"""

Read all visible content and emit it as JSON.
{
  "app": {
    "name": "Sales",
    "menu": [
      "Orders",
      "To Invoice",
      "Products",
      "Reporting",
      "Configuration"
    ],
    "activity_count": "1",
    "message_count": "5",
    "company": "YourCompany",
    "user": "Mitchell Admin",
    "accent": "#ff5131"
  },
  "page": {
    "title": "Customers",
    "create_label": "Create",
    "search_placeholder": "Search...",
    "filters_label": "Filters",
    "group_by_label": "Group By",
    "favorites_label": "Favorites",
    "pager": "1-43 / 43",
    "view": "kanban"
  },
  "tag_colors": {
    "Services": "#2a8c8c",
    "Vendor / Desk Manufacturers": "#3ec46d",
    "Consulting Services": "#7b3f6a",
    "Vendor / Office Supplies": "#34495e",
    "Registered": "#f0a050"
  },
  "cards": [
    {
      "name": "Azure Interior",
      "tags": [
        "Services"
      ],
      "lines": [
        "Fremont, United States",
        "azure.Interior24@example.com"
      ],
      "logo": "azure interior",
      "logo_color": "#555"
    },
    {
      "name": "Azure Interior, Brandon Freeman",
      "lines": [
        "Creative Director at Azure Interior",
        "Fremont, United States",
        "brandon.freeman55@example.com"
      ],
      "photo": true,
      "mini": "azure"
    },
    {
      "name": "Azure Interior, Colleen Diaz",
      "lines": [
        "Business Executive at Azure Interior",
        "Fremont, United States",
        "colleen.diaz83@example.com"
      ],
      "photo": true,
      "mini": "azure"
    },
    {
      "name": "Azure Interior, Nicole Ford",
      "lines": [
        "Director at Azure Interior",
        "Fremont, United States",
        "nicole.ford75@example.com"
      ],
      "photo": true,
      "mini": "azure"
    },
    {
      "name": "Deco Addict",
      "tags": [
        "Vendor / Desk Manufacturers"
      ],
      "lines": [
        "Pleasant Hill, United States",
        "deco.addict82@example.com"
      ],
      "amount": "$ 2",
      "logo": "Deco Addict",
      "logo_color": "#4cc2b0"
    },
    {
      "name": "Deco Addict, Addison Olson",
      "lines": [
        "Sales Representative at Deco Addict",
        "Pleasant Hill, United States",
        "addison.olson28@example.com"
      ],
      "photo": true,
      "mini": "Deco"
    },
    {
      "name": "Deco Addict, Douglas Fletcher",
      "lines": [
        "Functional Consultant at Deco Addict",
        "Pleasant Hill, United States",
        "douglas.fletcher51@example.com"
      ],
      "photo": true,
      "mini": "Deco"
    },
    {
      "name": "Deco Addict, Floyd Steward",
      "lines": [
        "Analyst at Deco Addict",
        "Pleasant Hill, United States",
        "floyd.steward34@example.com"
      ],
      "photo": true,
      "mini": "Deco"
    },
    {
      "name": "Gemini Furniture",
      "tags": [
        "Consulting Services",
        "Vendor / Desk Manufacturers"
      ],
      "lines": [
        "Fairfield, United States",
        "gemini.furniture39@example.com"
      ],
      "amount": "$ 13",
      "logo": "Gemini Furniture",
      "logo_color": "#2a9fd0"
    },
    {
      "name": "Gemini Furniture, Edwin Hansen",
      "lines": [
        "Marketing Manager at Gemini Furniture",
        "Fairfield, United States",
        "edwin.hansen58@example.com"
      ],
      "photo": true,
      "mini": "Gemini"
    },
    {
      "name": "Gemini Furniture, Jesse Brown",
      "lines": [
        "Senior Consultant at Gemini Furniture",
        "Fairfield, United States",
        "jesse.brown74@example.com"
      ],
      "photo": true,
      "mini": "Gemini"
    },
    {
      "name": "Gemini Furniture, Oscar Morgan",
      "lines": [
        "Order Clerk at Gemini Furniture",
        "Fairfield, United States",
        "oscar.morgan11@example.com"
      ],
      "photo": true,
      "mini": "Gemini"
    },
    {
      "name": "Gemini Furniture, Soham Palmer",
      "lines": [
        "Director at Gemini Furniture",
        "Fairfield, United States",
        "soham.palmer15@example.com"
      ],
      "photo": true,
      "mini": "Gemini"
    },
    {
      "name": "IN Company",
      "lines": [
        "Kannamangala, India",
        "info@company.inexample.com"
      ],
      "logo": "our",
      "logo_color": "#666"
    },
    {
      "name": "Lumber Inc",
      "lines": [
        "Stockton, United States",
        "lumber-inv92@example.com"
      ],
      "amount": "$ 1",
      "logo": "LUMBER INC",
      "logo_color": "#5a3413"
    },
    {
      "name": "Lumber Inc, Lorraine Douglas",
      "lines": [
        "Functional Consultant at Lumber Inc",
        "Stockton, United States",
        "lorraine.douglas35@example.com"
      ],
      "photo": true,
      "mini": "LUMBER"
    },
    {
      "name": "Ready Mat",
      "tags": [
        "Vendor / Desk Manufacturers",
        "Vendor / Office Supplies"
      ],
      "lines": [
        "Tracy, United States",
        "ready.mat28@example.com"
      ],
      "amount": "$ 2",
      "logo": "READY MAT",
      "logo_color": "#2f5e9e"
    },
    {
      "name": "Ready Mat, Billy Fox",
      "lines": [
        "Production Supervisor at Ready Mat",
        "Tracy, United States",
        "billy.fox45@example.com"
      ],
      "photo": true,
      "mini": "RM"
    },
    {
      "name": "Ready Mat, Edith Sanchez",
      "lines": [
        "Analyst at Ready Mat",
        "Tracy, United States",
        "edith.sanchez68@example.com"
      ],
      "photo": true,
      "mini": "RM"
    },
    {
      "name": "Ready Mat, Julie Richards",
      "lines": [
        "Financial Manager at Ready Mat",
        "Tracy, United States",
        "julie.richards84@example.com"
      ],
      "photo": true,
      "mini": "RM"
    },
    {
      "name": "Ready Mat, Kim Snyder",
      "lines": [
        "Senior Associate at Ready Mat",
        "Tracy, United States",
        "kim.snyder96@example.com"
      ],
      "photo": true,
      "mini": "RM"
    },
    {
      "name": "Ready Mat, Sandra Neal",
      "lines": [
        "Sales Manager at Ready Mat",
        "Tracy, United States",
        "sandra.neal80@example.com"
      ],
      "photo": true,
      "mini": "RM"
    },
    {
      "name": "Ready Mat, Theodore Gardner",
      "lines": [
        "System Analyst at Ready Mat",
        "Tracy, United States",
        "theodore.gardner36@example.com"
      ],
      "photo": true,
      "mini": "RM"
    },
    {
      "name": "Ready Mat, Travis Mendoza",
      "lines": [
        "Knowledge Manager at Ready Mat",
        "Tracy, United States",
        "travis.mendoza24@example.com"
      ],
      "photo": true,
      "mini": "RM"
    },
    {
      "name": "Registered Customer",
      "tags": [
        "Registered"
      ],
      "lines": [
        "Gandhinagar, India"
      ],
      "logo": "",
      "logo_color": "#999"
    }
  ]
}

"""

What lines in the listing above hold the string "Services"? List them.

    "Services": "#2a8c8c",
    "Consulting Services": "#7b3f6a",
        "Services"
        "Consulting Services",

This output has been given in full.